- [Raw data]:
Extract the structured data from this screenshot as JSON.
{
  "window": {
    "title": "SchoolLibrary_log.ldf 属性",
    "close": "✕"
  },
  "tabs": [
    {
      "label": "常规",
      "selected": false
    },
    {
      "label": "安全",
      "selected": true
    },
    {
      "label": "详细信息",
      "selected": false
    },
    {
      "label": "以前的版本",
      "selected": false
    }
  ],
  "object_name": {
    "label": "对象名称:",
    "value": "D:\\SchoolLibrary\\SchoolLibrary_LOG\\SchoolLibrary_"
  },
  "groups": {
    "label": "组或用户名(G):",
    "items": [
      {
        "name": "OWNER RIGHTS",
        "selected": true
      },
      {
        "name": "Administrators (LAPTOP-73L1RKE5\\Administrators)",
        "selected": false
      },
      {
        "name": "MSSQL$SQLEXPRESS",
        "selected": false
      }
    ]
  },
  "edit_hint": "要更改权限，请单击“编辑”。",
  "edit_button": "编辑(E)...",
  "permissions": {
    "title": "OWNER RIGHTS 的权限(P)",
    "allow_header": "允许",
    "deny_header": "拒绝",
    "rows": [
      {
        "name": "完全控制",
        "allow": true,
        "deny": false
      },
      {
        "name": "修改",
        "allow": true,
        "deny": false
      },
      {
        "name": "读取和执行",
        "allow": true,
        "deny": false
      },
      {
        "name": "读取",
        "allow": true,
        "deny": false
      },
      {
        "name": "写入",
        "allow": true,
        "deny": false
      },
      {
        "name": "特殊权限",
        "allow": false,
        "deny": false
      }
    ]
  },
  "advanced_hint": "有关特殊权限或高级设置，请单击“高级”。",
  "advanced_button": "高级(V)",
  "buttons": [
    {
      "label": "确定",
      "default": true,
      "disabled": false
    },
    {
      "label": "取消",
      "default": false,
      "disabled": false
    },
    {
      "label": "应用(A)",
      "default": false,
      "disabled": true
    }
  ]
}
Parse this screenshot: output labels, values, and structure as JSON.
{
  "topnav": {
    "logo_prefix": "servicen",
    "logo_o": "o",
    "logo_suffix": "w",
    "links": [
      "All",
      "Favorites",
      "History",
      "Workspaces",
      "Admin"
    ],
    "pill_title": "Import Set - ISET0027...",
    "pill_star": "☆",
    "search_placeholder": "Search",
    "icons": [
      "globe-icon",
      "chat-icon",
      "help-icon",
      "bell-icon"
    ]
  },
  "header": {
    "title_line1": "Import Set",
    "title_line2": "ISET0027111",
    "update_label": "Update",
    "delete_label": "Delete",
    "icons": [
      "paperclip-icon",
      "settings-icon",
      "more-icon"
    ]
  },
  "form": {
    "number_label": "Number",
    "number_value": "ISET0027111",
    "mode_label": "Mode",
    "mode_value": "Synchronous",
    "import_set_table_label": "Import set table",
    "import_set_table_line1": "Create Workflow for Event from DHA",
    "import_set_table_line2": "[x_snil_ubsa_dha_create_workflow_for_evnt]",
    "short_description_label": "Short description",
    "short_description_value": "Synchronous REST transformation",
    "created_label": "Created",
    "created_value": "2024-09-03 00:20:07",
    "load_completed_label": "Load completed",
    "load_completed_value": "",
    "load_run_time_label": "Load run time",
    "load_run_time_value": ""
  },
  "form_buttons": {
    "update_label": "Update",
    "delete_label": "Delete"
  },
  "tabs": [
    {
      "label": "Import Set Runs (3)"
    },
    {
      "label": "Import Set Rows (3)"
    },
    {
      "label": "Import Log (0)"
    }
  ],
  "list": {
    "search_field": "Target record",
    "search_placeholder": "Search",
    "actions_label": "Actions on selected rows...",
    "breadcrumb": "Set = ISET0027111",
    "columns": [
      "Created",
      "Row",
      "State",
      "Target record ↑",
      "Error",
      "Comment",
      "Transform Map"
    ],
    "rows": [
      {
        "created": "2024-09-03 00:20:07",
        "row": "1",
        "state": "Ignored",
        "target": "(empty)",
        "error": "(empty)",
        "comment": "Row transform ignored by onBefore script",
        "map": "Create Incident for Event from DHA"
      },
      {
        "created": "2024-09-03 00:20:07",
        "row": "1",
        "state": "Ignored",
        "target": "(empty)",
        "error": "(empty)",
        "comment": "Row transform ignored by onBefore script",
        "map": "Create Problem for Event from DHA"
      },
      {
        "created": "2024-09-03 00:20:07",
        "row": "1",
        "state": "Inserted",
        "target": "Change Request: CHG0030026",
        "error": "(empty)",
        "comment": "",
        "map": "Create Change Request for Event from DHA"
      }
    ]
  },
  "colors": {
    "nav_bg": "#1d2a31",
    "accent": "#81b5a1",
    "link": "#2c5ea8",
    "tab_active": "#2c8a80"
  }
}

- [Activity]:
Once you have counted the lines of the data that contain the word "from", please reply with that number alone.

- [Solution to the exercise]:
5